Directions:
Once the pictures are set aside, output all the records exactly.

(Dataset rows describing interfaces)
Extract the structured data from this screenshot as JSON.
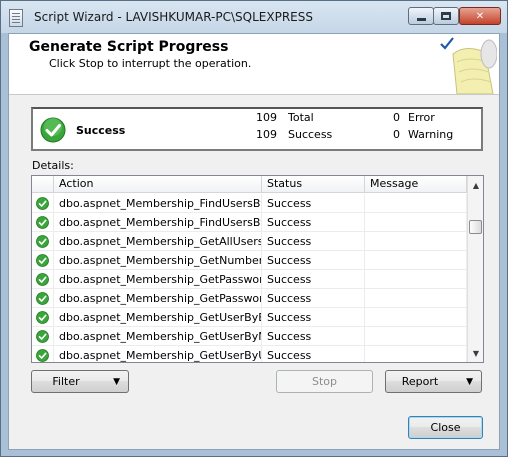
{
  "window": {
    "title": "Script Wizard - LAVISHKUMAR-PC\\SQLEXPRESS"
  },
  "header": {
    "title": "Generate Script Progress",
    "subtitle": "Click Stop to interrupt the operation."
  },
  "summary": {
    "status": "Success",
    "total_value": "109",
    "total_label": "Total",
    "success_value": "109",
    "success_label": "Success",
    "error_value": "0",
    "error_label": "Error",
    "warning_value": "0",
    "warning_label": "Warning"
  },
  "details": {
    "label": "Details:",
    "columns": [
      "Action",
      "Status",
      "Message"
    ],
    "rows": [
      {
        "action": "dbo.aspnet_Membership_FindUsersBy...",
        "status": "Success",
        "message": ""
      },
      {
        "action": "dbo.aspnet_Membership_FindUsersBy...",
        "status": "Success",
        "message": ""
      },
      {
        "action": "dbo.aspnet_Membership_GetAllUsers",
        "status": "Success",
        "message": ""
      },
      {
        "action": "dbo.aspnet_Membership_GetNumber...",
        "status": "Success",
        "message": ""
      },
      {
        "action": "dbo.aspnet_Membership_GetPassword",
        "status": "Success",
        "message": ""
      },
      {
        "action": "dbo.aspnet_Membership_GetPasswor...",
        "status": "Success",
        "message": ""
      },
      {
        "action": "dbo.aspnet_Membership_GetUserByE...",
        "status": "Success",
        "message": ""
      },
      {
        "action": "dbo.aspnet_Membership_GetUserByN...",
        "status": "Success",
        "message": ""
      },
      {
        "action": "dbo.aspnet_Membership_GetUserByU...",
        "status": "Success",
        "message": ""
      }
    ]
  },
  "buttons": {
    "filter": "Filter",
    "stop": "Stop",
    "report": "Report",
    "close": "Close"
  },
  "icons": {
    "status": "success-check-icon",
    "window": "script-document-icon",
    "header_art": "scroll-with-checkmark-icon"
  },
  "colors": {
    "success_green": "#3aa53a",
    "window_frame": "#a9c0d6"
  }
}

The answer:
Extract the structured data from this screenshot as JSON.
{
  "window": {
    "title": "Script Wizard - LAVISHKUMAR-PC\\SQLEXPRESS"
  },
  "header": {
    "title": "Generate Script Progress",
    "subtitle": "Click Stop to interrupt the operation."
  },
  "summary": {
    "status": "Success",
    "total_value": "109",
    "total_label": "Total",
    "success_value": "109",
    "success_label": "Success",
    "error_value": "0",
    "error_label": "Error",
    "warning_value": "0",
    "warning_label": "Warning"
  },
  "details": {
    "label": "Details:",
    "columns": [
      "Action",
      "Status",
      "Message"
    ],
    "rows": [
      {
        "action": "dbo.aspnet_Membership_FindUsersBy...",
        "status": "Success",
        "message": ""
      },
      {
        "action": "dbo.aspnet_Membership_FindUsersBy...",
        "status": "Success",
        "message": ""
      },
      {
        "action": "dbo.aspnet_Membership_GetAllUsers",
        "status": "Success",
        "message": ""
      },
      {
        "action": "dbo.aspnet_Membership_GetNumber...",
        "status": "Success",
        "message": ""
      },
      {
        "action": "dbo.aspnet_Membership_GetPassword",
        "status": "Success",
        "message": ""
      },
      {
        "action": "dbo.aspnet_Membership_GetPasswor...",
        "status": "Success",
        "message": ""
      },
      {
        "action": "dbo.aspnet_Membership_GetUserByE...",
        "status": "Success",
        "message": ""
      },
      {
        "action": "dbo.aspnet_Membership_GetUserByN...",
        "status": "Success",
        "message": ""
      },
      {
        "action": "dbo.aspnet_Membership_GetUserByU...",
        "status": "Success",
        "message": ""
      }
    ]
  },
  "buttons": {
    "filter": "Filter",
    "stop": "Stop",
    "report": "Report",
    "close": "Close"
  },
  "icons": {
    "status": "success-check-icon",
    "window": "script-document-icon",
    "header_art": "scroll-with-checkmark-icon"
  },
  "colors": {
    "success_green": "#3aa53a",
    "window_frame": "#a9c0d6"
  }
}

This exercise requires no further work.